This column appeared March 8, 2001, in the Online Journalism Review. Here’s the version on the OJR site.
By J.D. Lasica
“Sponsored content” on the Web comes in different shapes and flavors. At some online publications, like Slate, Salon, iVillage and ESPN.com, clicking on a “sponsor” link transports the user to another site or to a co-branded page paid for by an advertiser or hosted by a strategic partner.
Other sites, like Women.com and BabyCenter, publish special features pages hosted on their own servers.
Not all sponsored content is created equal. Some of it is pure promotional puffery, while some offers useful editorial material.
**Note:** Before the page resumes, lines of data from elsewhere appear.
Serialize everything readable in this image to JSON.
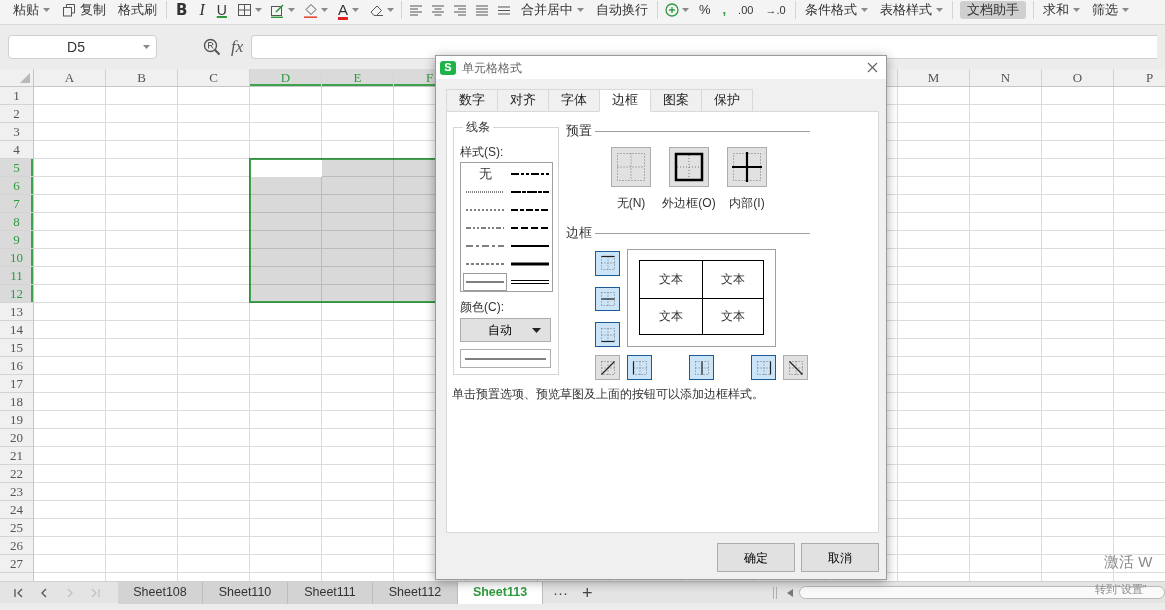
{
  "ribbon": {
    "paste": "粘贴",
    "copy": "复制",
    "format_painter": "格式刷",
    "bold": "B",
    "italic": "I",
    "underline": "U",
    "font_color": "A",
    "merge_center": "合并居中",
    "wrap_text": "自动换行",
    "percent": "%",
    "thousands": ",",
    "add_decimal": ".00",
    "remove_decimal": "→.0",
    "conditional_format": "条件格式",
    "table_style": "表格样式",
    "doc_assistant": {
      "label": "文档助手",
      "selected": true
    },
    "sum": "求和",
    "filter": "筛选"
  },
  "formula_bar": {
    "name_box": "D5",
    "function_label": "fx"
  },
  "sheet": {
    "columns_left": [
      {
        "label": "A",
        "selected": false,
        "active": false
      },
      {
        "label": "B",
        "selected": false,
        "active": false
      },
      {
        "label": "C",
        "selected": false,
        "active": false
      },
      {
        "label": "D",
        "selected": true,
        "active": true
      },
      {
        "label": "E",
        "selected": true,
        "active": false
      },
      {
        "label": "F",
        "selected": true,
        "active": false
      }
    ],
    "columns_right": [
      {
        "label": "M",
        "selected": false,
        "active": false
      },
      {
        "label": "N",
        "selected": false,
        "active": false
      },
      {
        "label": "O",
        "selected": false,
        "active": false
      },
      {
        "label": "P",
        "selected": false,
        "active": false
      }
    ],
    "rows": [
      {
        "label": "1",
        "selected": false,
        "active": false
      },
      {
        "label": "2",
        "selected": false,
        "active": false
      },
      {
        "label": "3",
        "selected": false,
        "active": false
      },
      {
        "label": "4",
        "selected": false,
        "active": false
      },
      {
        "label": "5",
        "selected": true,
        "active": true
      },
      {
        "label": "6",
        "selected": true,
        "active": false
      },
      {
        "label": "7",
        "selected": true,
        "active": false
      },
      {
        "label": "8",
        "selected": true,
        "active": false
      },
      {
        "label": "9",
        "selected": true,
        "active": false
      },
      {
        "label": "10",
        "selected": true,
        "active": false
      },
      {
        "label": "11",
        "selected": true,
        "active": false
      },
      {
        "label": "12",
        "selected": true,
        "active": false
      },
      {
        "label": "13",
        "selected": false,
        "active": false
      },
      {
        "label": "14",
        "selected": false,
        "active": false
      },
      {
        "label": "15",
        "selected": false,
        "active": false
      },
      {
        "label": "16",
        "selected": false,
        "active": false
      },
      {
        "label": "17",
        "selected": false,
        "active": false
      },
      {
        "label": "18",
        "selected": false,
        "active": false
      },
      {
        "label": "19",
        "selected": false,
        "active": false
      },
      {
        "label": "20",
        "selected": false,
        "active": false
      },
      {
        "label": "21",
        "selected": false,
        "active": false
      },
      {
        "label": "22",
        "selected": false,
        "active": false
      },
      {
        "label": "23",
        "selected": false,
        "active": false
      },
      {
        "label": "24",
        "selected": false,
        "active": false
      },
      {
        "label": "25",
        "selected": false,
        "active": false
      },
      {
        "label": "26",
        "selected": false,
        "active": false
      },
      {
        "label": "27",
        "selected": false,
        "active": false
      }
    ]
  },
  "dialog": {
    "app_logo": "S",
    "title": "单元格格式",
    "tabs": [
      {
        "label": "数字",
        "selected": false
      },
      {
        "label": "对齐",
        "selected": false
      },
      {
        "label": "字体",
        "selected": false
      },
      {
        "label": "边框",
        "selected": true
      },
      {
        "label": "图案",
        "selected": false
      },
      {
        "label": "保护",
        "selected": false
      }
    ],
    "line_group": {
      "title": "线条",
      "style_label": "样式(S):",
      "styles": [
        {
          "kind": "none",
          "label": "无",
          "selected": false
        },
        {
          "kind": "hair",
          "selected": false
        },
        {
          "kind": "dotted",
          "selected": false
        },
        {
          "kind": "dash-dot-dot",
          "selected": false
        },
        {
          "kind": "dash-dot",
          "selected": false
        },
        {
          "kind": "dashed",
          "selected": false
        },
        {
          "kind": "thin",
          "selected": true
        },
        {
          "kind": "medium-dash-dot-dot",
          "selected": false
        },
        {
          "kind": "slant-dash-dot",
          "selected": false
        },
        {
          "kind": "medium-dash-dot",
          "selected": false
        },
        {
          "kind": "medium-dashed",
          "selected": false
        },
        {
          "kind": "medium",
          "selected": false
        },
        {
          "kind": "thick",
          "selected": false
        },
        {
          "kind": "double",
          "selected": false
        }
      ],
      "color_label": "颜色(C):",
      "color_value": "自动"
    },
    "presets": {
      "title": "预置",
      "items": [
        {
          "kind": "none",
          "label": "无(N)"
        },
        {
          "kind": "outline",
          "label": "外边框(O)"
        },
        {
          "kind": "inside",
          "label": "内部(I)"
        }
      ]
    },
    "border": {
      "title": "边框",
      "side_buttons": [
        {
          "kind": "top",
          "selected": true
        },
        {
          "kind": "middle",
          "selected": true
        },
        {
          "kind": "bottom",
          "selected": true
        }
      ],
      "bottom_buttons": [
        {
          "kind": "diagonal-up",
          "selected": false
        },
        {
          "kind": "left",
          "selected": true
        },
        {
          "kind": "center",
          "selected": true
        },
        {
          "kind": "right",
          "selected": true
        },
        {
          "kind": "diagonal-down",
          "selected": false
        }
      ],
      "preview_texts": [
        "文本",
        "文本",
        "文本",
        "文本"
      ]
    },
    "hint": "单击预置选项、预览草图及上面的按钮可以添加边框样式。",
    "buttons": [
      "确定",
      "取消"
    ]
  },
  "sheet_tabs": {
    "nav": [
      {
        "kind": "first",
        "disabled": false
      },
      {
        "kind": "previous",
        "disabled": false
      },
      {
        "kind": "next",
        "disabled": true
      },
      {
        "kind": "last",
        "disabled": true
      }
    ],
    "tabs": [
      {
        "label": "Sheet108",
        "selected": false
      },
      {
        "label": "Sheet110",
        "selected": false
      },
      {
        "label": "Sheet111",
        "selected": false
      },
      {
        "label": "Sheet112",
        "selected": false
      },
      {
        "label": "Sheet113",
        "selected": true
      }
    ],
    "more": "···",
    "add": "+"
  },
  "os_notice": [
    "激活 W",
    "转到“设置”"
  ]
}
More than any other revenue source, however, online sponsorships seem to come with their own special set of ethical headaches. Should a company that manufactures children’s acetaminophen be allowed to sponsor a baby site’s medical section on child fevers? Should a children’s clothing manufacturer be allowed to sponsor the articles on how to dress your child?